Bromley Armstrong

Bromley Lloyd Armstrong, CM, OOnt, Black trade unionist, community organizer and activist (born 9 February 1926 in Kingston, Jamaica; died 17 August 2018 in Toronto, ON). Bromley Armstrong was a pivotal figure in the early anti-discrimination campaigns in Ontario that led to Canada’s first anti-discrimination laws. A self-described “blood and guts” ally of the working poor, Armstrong demonstrated a lifelong commitment to the trade union movement and the battle against disadvantage and discrimination. For more than six decades, Armstrong worked for human rights, helping to generate civic and government support for racial equality and advocating for human rights reforms in public policy.

Article

Jean Augustine

Jean Augustine (née Simon), PC, CM, first Black female MP and Cabinet minister, social justice advocate, teacher, principal (born 9 September 1937 in Happy Hill, Grenada).

Article

Irene Parlby

Mary Irene Parlby (née Marryat), Alberta MLA (1921–35), women’s rights advocate, activist (born 9 January 1868 in London, UK; died 12 July 1965 in Red Deer, AB). Irene Parlby served as a Member of the Legislative Assembly (MLA) of Alberta for 14 years and was the first woman in Alberta, and the second in the British Empire, to be appointed to a cabinet position. One of the Famous Five appellants in the Persons Case, Parlby was a compelling advocate for women’s rights. Her career in activism and legislation was especially dedicated to improving the lives of rural women and children. She was the first woman awarded an honorary degree from the University of Alberta.

Article

Hugh Burnett
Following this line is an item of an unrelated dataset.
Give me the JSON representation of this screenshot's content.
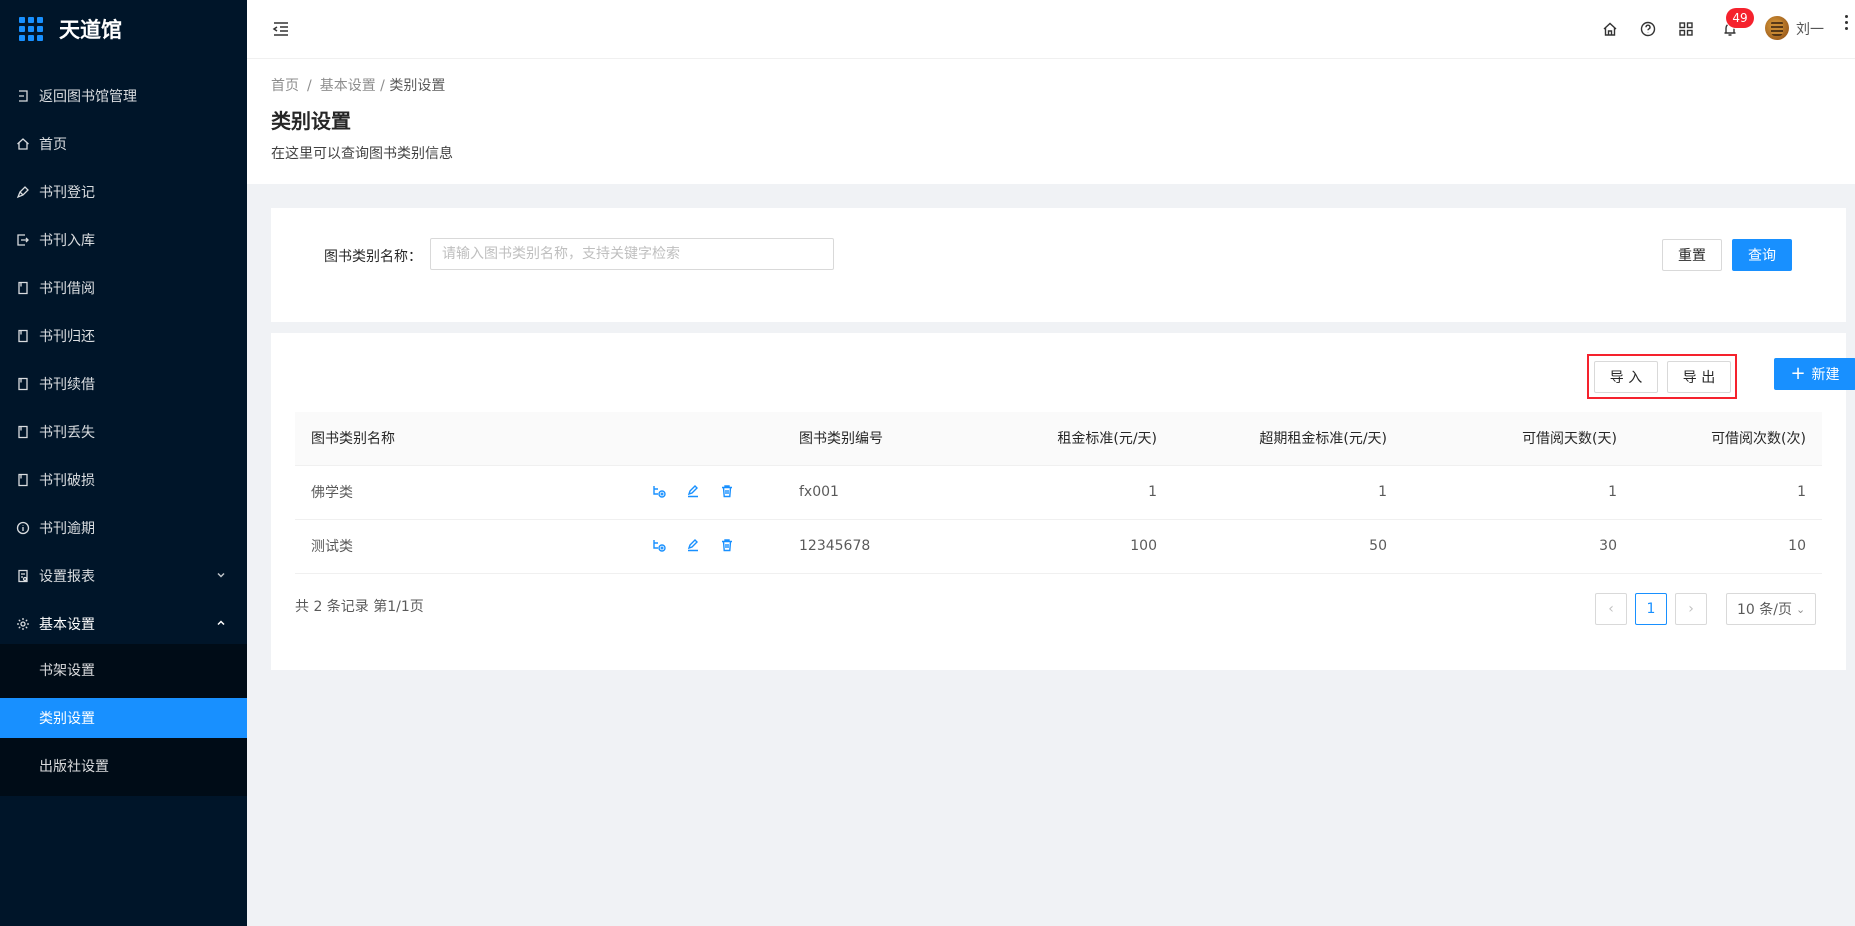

Hugh Burnett, civil rights activist, carpenter (born 14 July 1918 in Dresden, ON; died 29 September 1991 in London, ON). Burnett was a key figure in the fight for anti-discrimination legislation in Ontario. Through the 1940s and early 1950s, he organized tirelessly against racial discrimination in public service in his hometown of Dresden, Ontario, rising to prominence as a leader and organizer of the National Unity Association (NUA), a coalition of Black community members pushing for equal rights in Dresden and the surrounding area. He was instrumental to in bringing about legislative and legal victories for civil rights at the provincial level related to the 1954 Fair Accommodation Practices Act, an early anti-discrimination law in Ontario.